Finally (although definitely not the last point that could be made on digestion) let's talk about antibiotics and supplements. Antibiotics do appear to have a negative effect on our gut health. However, not negative enough to eradicate their use. We NEED antibiotics in order to fight off deadly and debilitating bacterial infections, however we should use them responsibly. This starts with prescribing physicians who have started significantly reducing unnecessary antibiotic use especially among children. If you feel that your condition may be viral and may not require an antibiotic speak with your physician about it, don't just blindly go with it if you have questions.
Once it's been determined that an antibiotic is the best course of action, we need to take it until our prescription is gone in order to prevent resistant bacteria. Afterwards, it's important to repopulate our gut with good bacteria. Here is where over the counter probiotics and fermented foods have been shown to be the most helpful, in compromised guts. So while probiotics aren't necessary for everyone, they may be helpful in certain situations where your gut bacteria have been compromised or where your child has lost out on an opportunity for gut bacteria development, as in cesarian section vs. vaginal births and formula feeding vs. breastfeeding (5).
Above all this, we have to eat the way that we see fit for our health, happiness and overall lifestyle. Certainly food has a role in our gut health, but if this article has done anything for you, I hope it's helped you realize that food is not the sole answer nor the root of our digestive problems. The best thing you can do is care for your body the way you know how and keep a moderate perspective on food and gut health information. Do what brings you the most peace, food freedom and health.
Until next time, happy fueling and stay nourished, body, mind and spirit :)
- Singh, R. Chang, H., et al. (2017).Influence of diet on the gut microbiome and implications for human health. Journal of Translational Medicine. 15(73),
- Bird, A., Conlon, M. (2015). The Impact of Diet and Lifestyle on Gut Microbiota and Human Health. Nutrients 17(1), 17-44.
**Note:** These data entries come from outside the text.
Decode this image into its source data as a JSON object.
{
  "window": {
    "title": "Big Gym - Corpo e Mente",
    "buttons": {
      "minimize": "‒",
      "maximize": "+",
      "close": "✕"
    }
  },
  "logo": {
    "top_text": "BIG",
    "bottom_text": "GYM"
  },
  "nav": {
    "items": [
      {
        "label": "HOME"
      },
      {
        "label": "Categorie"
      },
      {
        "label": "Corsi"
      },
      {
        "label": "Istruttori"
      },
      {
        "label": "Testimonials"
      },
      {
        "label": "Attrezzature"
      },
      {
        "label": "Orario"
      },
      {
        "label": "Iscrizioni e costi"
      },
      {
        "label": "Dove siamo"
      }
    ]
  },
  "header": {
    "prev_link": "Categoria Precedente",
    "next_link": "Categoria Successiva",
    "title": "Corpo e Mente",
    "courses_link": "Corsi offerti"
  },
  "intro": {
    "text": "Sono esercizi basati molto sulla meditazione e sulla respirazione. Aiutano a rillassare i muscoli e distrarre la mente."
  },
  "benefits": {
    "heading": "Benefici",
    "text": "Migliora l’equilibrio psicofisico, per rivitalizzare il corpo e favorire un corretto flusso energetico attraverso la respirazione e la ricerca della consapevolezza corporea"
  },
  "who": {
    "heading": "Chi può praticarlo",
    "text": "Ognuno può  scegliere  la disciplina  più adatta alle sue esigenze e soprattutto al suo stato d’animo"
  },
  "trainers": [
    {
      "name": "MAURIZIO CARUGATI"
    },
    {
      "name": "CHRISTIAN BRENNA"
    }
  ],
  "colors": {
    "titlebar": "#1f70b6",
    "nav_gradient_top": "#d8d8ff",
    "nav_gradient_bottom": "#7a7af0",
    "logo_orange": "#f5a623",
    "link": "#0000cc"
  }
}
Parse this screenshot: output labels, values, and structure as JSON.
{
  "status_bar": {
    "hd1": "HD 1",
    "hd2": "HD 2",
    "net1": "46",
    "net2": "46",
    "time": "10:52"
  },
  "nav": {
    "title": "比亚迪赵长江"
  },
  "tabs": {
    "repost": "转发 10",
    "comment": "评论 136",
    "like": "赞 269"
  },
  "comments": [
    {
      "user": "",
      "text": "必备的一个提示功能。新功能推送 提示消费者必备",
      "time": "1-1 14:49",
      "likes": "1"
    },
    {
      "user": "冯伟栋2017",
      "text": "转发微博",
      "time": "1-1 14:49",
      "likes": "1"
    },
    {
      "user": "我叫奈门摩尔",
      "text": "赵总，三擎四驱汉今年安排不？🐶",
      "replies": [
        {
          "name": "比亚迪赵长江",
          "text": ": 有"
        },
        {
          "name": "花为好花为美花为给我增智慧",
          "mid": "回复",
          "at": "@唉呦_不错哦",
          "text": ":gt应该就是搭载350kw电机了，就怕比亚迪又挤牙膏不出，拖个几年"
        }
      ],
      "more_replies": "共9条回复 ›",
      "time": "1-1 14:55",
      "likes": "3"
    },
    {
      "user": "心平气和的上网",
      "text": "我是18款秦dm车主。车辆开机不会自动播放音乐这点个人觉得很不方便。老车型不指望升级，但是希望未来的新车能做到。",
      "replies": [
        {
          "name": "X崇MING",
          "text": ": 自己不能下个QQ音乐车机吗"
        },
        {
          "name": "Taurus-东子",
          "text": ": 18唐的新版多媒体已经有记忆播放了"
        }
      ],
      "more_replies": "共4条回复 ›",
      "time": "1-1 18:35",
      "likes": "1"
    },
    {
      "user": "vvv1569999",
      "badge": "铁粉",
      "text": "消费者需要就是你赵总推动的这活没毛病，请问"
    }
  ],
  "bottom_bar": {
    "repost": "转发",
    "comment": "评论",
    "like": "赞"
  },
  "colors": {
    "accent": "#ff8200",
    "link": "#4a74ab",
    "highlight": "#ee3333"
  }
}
- Sandro. D., et.al (2006) Gliadin, zonulin and gut permeability: Effects on celiac and non-celiac intestinal mucosa and intestinal cell lines, Scandinavian Journal of Gastroenterology,41:4, 408-419, DOI: 10.1080/00365520500235334
- Arrieta, M. C., Bistritz, L., & Meddings, J. B. (2006). Alterations in intestinal permeability. Gut, 55(10), 1512–1520. http://doi.org/10.1136/gut.2005.085373.
- Enders, G. (2016) Gut: The Inside Story of Our Body's most underrated organ. Vancouver/Berkley: Greystone Books.
- Ri0s-Covain, D., et. al. (2016). Intestinal Short Chain Fatty Acids and the Link with Diet and Human Health. Front. Microbiol. https://doi.org/10.3389/fmicb.2016.00185.